THERE is no new date for the delayed announcement of the Square Kilometre Array (SKA) radio telescope site, local and international officials say.

SA and Australia are bidding to host the world's largest radio telescope with a price tag of R23bn, which will be funded by an international consortium.

A decision was expected at the SKA founding board's meeting on April 4, but its chairman John Womersley said yesterday: "It is not likely that this meeting will make a final decision on the site; rather it will be the start of a process of discussion and negotiation between the members."

SKA SA director Bernie Fanaroff yesterday confirmed that a "negotiation process" would start on April 4.

Michiel van Haarlem, SKA Organisation interim director-general, said he had "no indication" how long it would take to arrive at a decision.

There is speculation that the delay was caused by Australia and New Zealand raising concerns about a recommendation by the site advisory committee.

Department of Science and Technology director-general Phil Mjwara said the last SKA board meeting had tried to address Australia's concerns, but some were still outstanding. "The board has decided to table the issues for members to consider," he said.

Last month, two Australian newspapers reported that the site committee had found SA's proposed site technically superior to Australia's. SKA representatives would not confirm the reports.

Australian Science Minister Chris Evans caused a stir two weeks ago when he reportedly said that an "aid mind-set" aimed at developing Africa was Australia's main impediment to hosting the SKA. He vetoed the idea of SA and Australia sharing the sprawling telescope, which will consist of 3000 antennae. But Dr Fanaroff said a possible area for negotiation was "how both countries can stay in the process".

"All the countries now want to finalise the site decision as a matter of urgency, so the work on the SKA can carry on," Dr Fanaroff said. "It is impossible to prognosticate.
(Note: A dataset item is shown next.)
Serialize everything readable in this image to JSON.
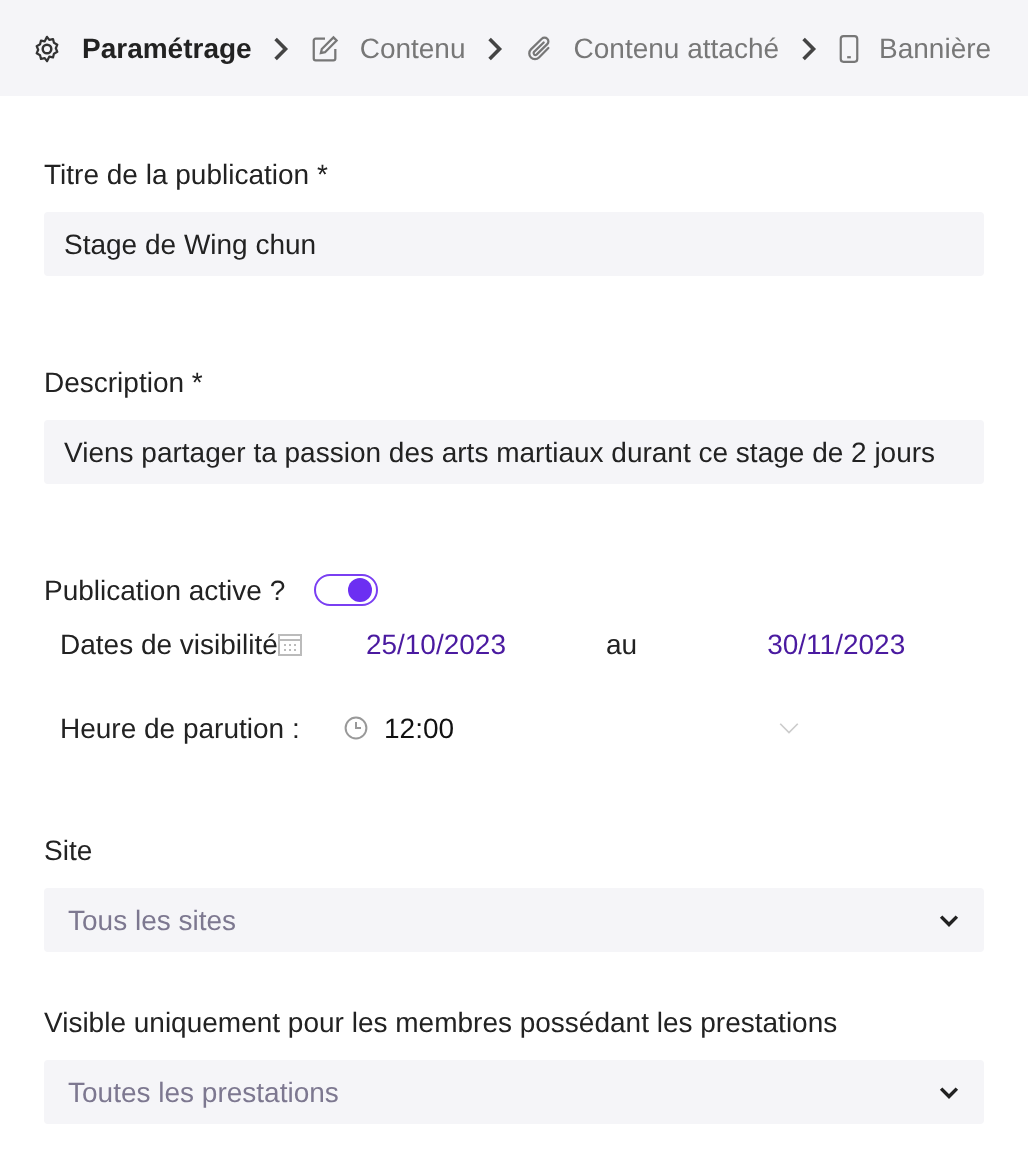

Everyone is hoping it won't take longer than a couple of months."